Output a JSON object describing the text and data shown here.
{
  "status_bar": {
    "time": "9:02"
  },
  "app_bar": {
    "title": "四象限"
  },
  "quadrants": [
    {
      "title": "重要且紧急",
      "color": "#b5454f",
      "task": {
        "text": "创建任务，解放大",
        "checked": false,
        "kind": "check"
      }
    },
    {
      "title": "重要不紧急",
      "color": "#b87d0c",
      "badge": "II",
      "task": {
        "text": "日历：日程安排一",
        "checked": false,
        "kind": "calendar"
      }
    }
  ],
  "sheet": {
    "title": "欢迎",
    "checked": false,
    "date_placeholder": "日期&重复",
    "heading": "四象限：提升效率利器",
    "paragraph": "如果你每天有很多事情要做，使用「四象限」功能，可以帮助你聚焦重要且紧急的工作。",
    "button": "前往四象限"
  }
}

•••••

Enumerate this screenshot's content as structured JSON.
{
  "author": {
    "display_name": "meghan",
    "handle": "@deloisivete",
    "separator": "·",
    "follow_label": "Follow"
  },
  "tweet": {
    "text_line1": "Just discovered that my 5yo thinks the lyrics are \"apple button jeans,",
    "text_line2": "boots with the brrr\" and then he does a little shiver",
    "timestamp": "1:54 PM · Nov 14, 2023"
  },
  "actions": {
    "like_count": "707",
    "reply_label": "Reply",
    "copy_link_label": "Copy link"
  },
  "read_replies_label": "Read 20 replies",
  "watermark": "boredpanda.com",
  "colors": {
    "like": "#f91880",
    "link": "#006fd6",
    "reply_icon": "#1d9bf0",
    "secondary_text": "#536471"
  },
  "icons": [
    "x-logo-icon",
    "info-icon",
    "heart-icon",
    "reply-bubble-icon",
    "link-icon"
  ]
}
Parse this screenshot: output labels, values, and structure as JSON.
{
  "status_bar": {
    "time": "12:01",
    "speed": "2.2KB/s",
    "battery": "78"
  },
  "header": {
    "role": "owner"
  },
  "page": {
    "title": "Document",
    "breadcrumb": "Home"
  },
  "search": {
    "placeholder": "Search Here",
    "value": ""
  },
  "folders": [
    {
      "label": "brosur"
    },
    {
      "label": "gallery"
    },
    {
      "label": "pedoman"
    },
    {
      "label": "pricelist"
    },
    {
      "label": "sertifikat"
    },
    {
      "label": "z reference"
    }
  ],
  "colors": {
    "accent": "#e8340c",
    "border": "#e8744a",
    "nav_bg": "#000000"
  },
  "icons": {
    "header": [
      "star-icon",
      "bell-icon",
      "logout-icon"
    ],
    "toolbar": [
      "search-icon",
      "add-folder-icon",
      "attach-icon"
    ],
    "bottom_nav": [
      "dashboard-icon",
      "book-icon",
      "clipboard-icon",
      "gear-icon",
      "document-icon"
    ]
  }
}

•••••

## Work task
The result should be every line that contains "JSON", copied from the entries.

## Answer box
Output a JSON object describing the text and data shown here.
Enumerate this screenshot's content as structured JSON.
Parse this screenshot: output labels, values, and structure as JSON.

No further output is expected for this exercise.